In 1920, Congress created the Monongahela National Forest in which Dolly Sods lies. In the next two decades, much of the Sods were purchased and the Forest Service along with Civilian Conservation Corps (CCC) began to reforest the area. The current road system and 700 acres of red pine and red spruce plantations were established in the 1930's as part of their conservation efforts. During World War II, the U. S. Army used Black Bird Knob and Cabin Mountain as artillery targets. Old mortar shells from those exercises can occasionally still be found in the Wilderness and Scenic Area. They should be considered extremely dangerous. If one is found, DO NOT TOUCH. They are unstable and may explode. Report it to the District Ranger in Petersburg.

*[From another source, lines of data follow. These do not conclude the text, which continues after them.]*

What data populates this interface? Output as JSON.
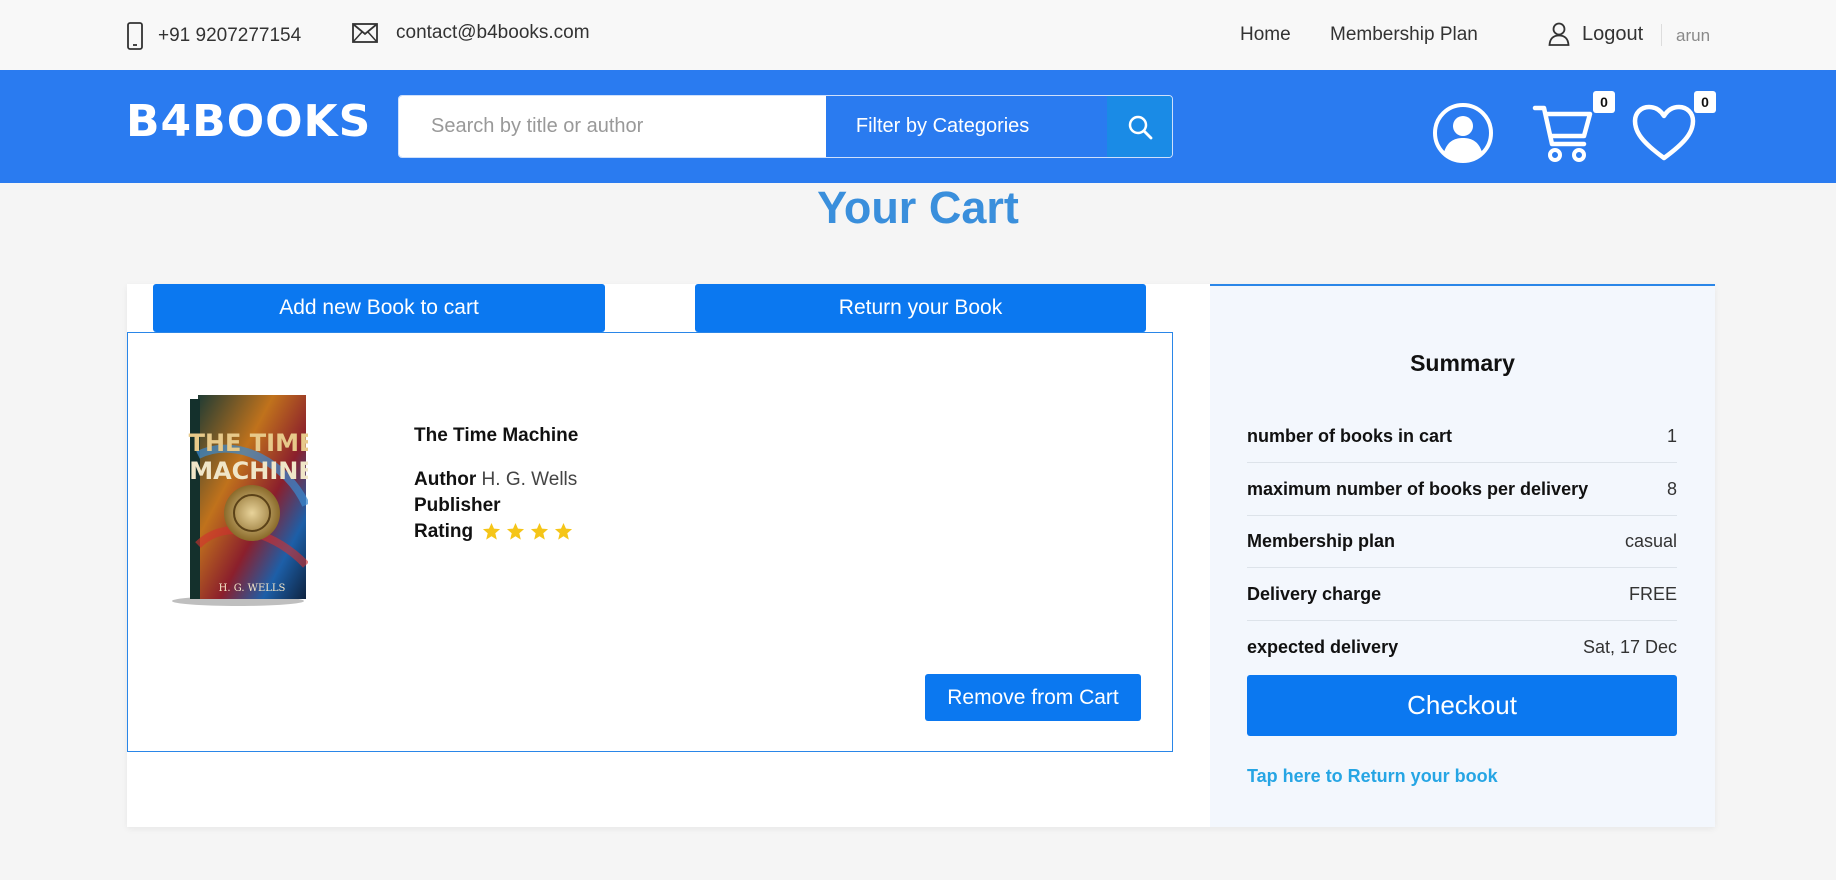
{
  "topbar": {
    "phone": "+91 9207277154",
    "email": "contact@b4books.com",
    "nav_home": "Home",
    "nav_membership": "Membership Plan",
    "logout": "Logout",
    "username": "arun"
  },
  "header": {
    "logo": "B4BOOKS",
    "search_placeholder": "Search by title or author",
    "filter_label": "Filter by Categories",
    "cart_count": "0",
    "wishlist_count": "0",
    "icons": [
      "phone-icon",
      "mail-icon",
      "user-outline-icon",
      "search-icon",
      "account-icon",
      "cart-icon",
      "heart-icon"
    ]
  },
  "page": {
    "title": "Your Cart"
  },
  "tabs": {
    "add": "Add new Book to cart",
    "return": "Return your Book"
  },
  "book": {
    "title": "The Time Machine",
    "author_label": "Author",
    "author": "H. G. Wells",
    "publisher_label": "Publisher",
    "rating_label": "Rating",
    "rating": 4,
    "cover_title_line1": "THE TIME",
    "cover_title_line2": "MACHINE",
    "cover_author": "H. G. WELLS",
    "remove_label": "Remove from Cart"
  },
  "summary": {
    "title": "Summary",
    "rows": [
      {
        "label": "number of books in cart",
        "value": "1"
      },
      {
        "label": "maximum number of books per delivery",
        "value": "8"
      },
      {
        "label": "Membership plan",
        "value": "casual"
      },
      {
        "label": "Delivery charge",
        "value": "FREE"
      },
      {
        "label": "expected delivery",
        "value": "Sat, 17 Dec"
      }
    ],
    "checkout_label": "Checkout",
    "return_link": "Tap here to Return your book"
  },
  "colors": {
    "brand_blue": "#2a7bf0",
    "button_blue": "#0b78f0",
    "title_blue": "#3a8fdc",
    "link_blue": "#26a5e4",
    "star": "#f5c518"
  }
}
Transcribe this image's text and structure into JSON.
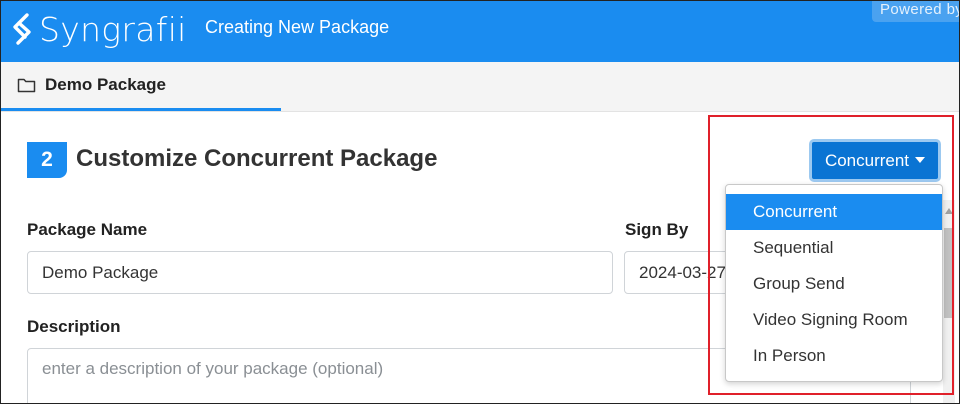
{
  "header": {
    "logo_text": "Syngrafii",
    "subtitle": "Creating New Package",
    "powered_text": "Powered by"
  },
  "tab": {
    "label": "Demo Package",
    "icon": "folder-icon"
  },
  "step": {
    "number": "2",
    "title": "Customize Concurrent Package"
  },
  "form": {
    "package_name_label": "Package Name",
    "package_name_value": "Demo Package",
    "sign_by_label": "Sign By",
    "sign_by_value": "2024-03-27",
    "description_label": "Description",
    "description_placeholder": "enter a description of your package (optional)"
  },
  "dropdown": {
    "selected": "Concurrent",
    "options": [
      "Concurrent",
      "Sequential",
      "Group Send",
      "Video Signing Room",
      "In Person"
    ]
  },
  "colors": {
    "brand": "#1a8cf0",
    "button": "#0a74d3",
    "highlight": "#e0202a"
  }
}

In 1975, Congress officially designated 10,215 acres as the Dolly Sods Wilderness. In 1993, the Nature Conservancy purchased a large tract of land just north of the Wilderness Area from Quintana Corporation, a Texas oil company. This key purchase dramatically expanded the high plains region, following in a rough arc from Bear Church Rock to the north-western tip of the present Wilderness located near Cabin Mountain. The property has been turned over to the USFS in two donations. It is unclear at this time whether the property will be officially incorporated into the Dolly Sods Wilderness proper, or remain simply as additional USFS acreage.